* PROBLEM: The result should be every line in the data below that carries the string "software".

━━ SUPPLIED DATA ━━

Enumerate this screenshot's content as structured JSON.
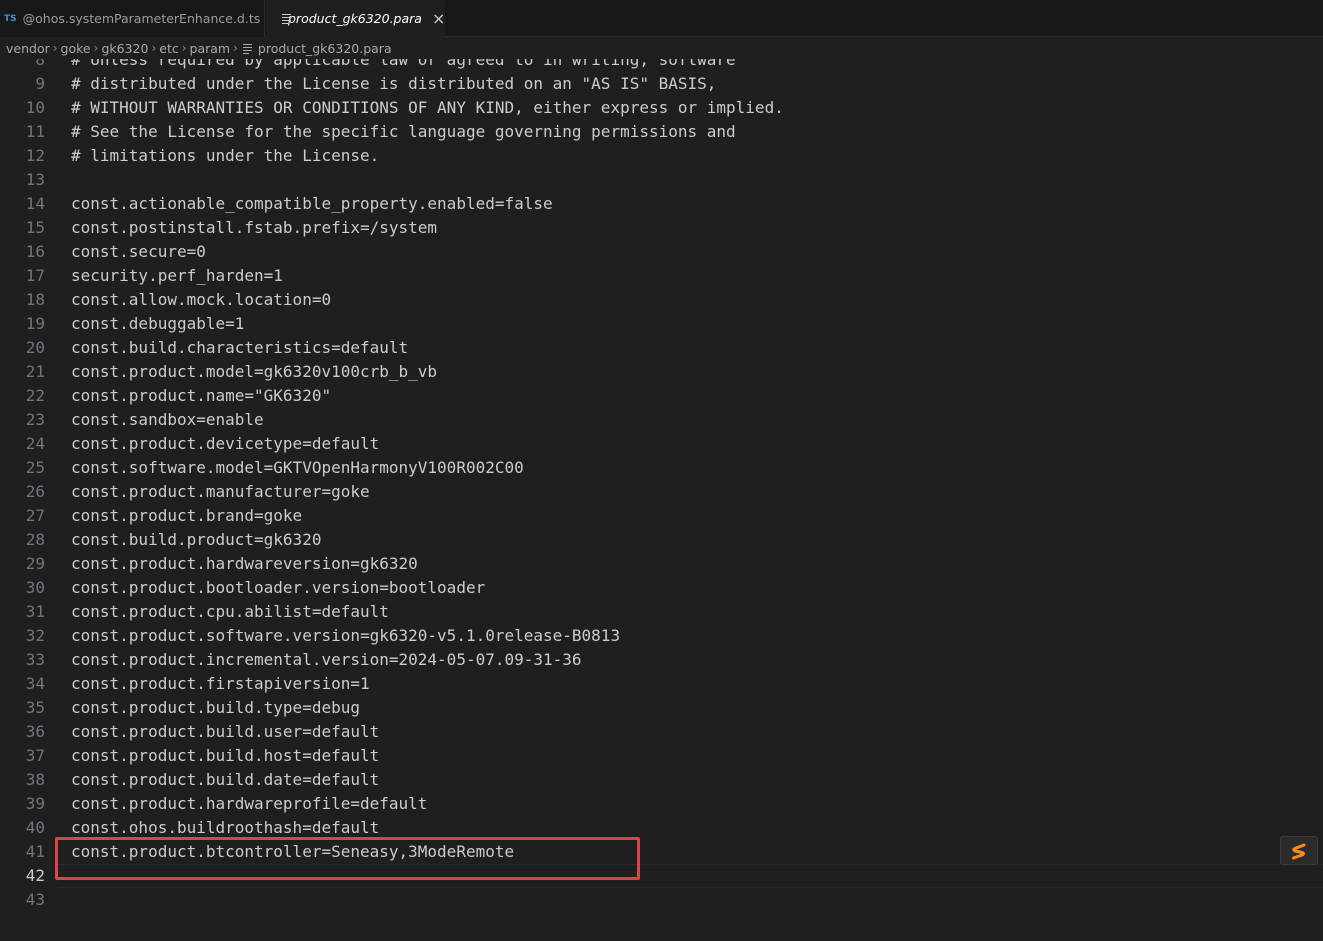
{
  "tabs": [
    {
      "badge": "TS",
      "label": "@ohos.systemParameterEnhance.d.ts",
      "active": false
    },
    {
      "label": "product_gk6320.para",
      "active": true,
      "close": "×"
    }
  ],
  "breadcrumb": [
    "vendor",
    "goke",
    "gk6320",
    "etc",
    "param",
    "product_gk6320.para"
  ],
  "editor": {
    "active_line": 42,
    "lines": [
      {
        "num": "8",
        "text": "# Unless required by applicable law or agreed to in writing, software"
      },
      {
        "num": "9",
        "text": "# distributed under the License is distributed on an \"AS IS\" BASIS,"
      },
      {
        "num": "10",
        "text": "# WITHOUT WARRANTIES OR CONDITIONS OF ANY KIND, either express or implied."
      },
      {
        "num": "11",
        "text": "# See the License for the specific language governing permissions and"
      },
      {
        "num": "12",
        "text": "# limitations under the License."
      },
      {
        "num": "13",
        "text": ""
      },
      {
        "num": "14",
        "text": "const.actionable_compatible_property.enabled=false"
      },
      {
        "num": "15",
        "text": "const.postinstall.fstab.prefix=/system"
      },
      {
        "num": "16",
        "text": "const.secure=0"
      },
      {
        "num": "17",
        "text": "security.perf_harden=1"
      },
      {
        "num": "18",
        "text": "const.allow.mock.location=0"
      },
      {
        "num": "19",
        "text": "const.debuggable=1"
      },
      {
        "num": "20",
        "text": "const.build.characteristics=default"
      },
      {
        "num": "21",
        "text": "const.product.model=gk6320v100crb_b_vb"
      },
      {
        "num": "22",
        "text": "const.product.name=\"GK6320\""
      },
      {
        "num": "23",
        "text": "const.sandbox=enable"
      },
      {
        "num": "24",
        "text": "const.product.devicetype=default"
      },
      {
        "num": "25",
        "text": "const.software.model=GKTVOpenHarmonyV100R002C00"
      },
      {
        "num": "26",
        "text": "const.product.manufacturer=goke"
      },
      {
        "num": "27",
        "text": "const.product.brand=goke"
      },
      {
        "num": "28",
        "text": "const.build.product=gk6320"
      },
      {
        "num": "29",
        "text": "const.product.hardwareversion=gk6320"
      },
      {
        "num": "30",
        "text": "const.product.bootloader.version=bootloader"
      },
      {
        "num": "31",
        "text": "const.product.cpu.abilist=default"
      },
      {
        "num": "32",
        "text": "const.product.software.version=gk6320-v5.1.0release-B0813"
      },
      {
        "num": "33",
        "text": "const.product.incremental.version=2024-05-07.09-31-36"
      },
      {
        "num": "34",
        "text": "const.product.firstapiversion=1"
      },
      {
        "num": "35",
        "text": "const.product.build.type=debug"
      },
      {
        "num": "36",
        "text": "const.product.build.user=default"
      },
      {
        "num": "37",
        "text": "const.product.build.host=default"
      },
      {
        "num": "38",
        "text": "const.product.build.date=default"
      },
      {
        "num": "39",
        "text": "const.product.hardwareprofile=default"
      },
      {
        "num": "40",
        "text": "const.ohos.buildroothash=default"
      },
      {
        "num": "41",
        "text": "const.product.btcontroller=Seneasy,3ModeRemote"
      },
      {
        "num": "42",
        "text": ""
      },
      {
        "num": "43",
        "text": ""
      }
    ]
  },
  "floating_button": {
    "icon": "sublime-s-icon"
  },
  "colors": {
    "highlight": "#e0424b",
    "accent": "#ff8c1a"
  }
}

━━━

* EXERCISE OUTPUT:
        "text": "# Unless required by applicable law or agreed to in writing, software"
        "text": "const.software.model=GKTVOpenHarmonyV100R002C00"
        "text": "const.product.software.version=gk6320-v5.1.0release-B0813"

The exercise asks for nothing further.